Dita Parker

Monday, May 24, 2010

Into the great wide open

Okay, that's done. Last week, I mean. Good riddance. There was a lesson there, I bet. The rejection mail was educational, and losing the laptop got me in touch with Linux. Except I wasn't up to learning Linux. I know many swear by it, but I just swore. I wanted something that worked, right now, for me, my way. And so by Sunday I felt like a crybaby, and I do hate feeling and acting and talking like a crybaby.

The more I learn of the world, the more I understand how little I do know. The more I read, the more I come across things I should be reading and looking into. The more I travel the more privileged I feel and the less inclined I am to sweat the small stuff. And we do sweat the small stuff, way too much and all too often.

Your editor rejected you then your laptop died. The sun stopped shining, the temperature dropped, stupid brown hare ate all your crocuses, and the kids are at each other. Cry me a river. An ocean while you're at it. There's a term that escapes me but which explains our myopia and much of our depressed thoughts. I guess the layman's equivalent would be a lack of sense of proportion.

We don't compare ourselves, our lives or our circumstances to those less fortunate, much much less, say a single mother in Sierra Leone. We look at our neighbors, our friends, our peers, and feel disadvantaged. That is nuts. A misconception. The more time we spend wrapped up in ourselves, the smaller our frame of reference, the less content we feel. When it's all we know, we really don't know much. In that sense we are poor and in none other.

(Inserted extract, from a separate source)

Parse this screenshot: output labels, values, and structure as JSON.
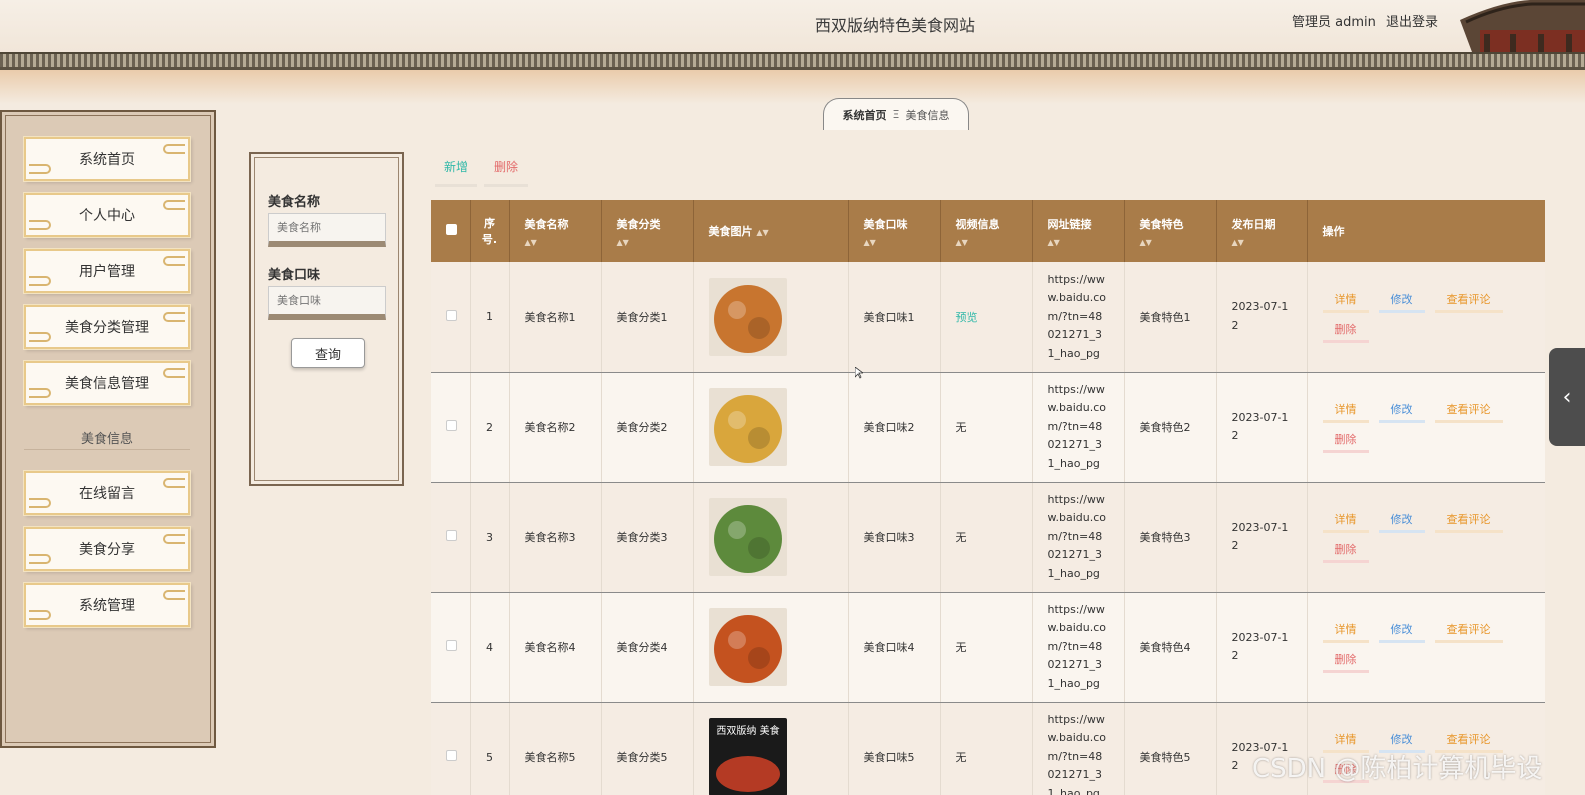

The more you venture outside yourself the more you understand your truth, your reality, is only that, yours. Almost seven billion other possibilities of seeing and interpreting and understanding the world, of living. As valid, as precious, as unique. Some find that thought depressing. I find it liberating and sobering and a comfort somehow. It doesn't have to make you feel small and meaningless. Let it make you feel ten feet tall and priceless. No better than the next man and no less deserving.

It's not my mission to educate, it's to learn. It's not my place to tell you this is how you do it, it's to ask how do you do it. Except I just did, didn't I? Oh well. This concludes today's sermon.

No comments: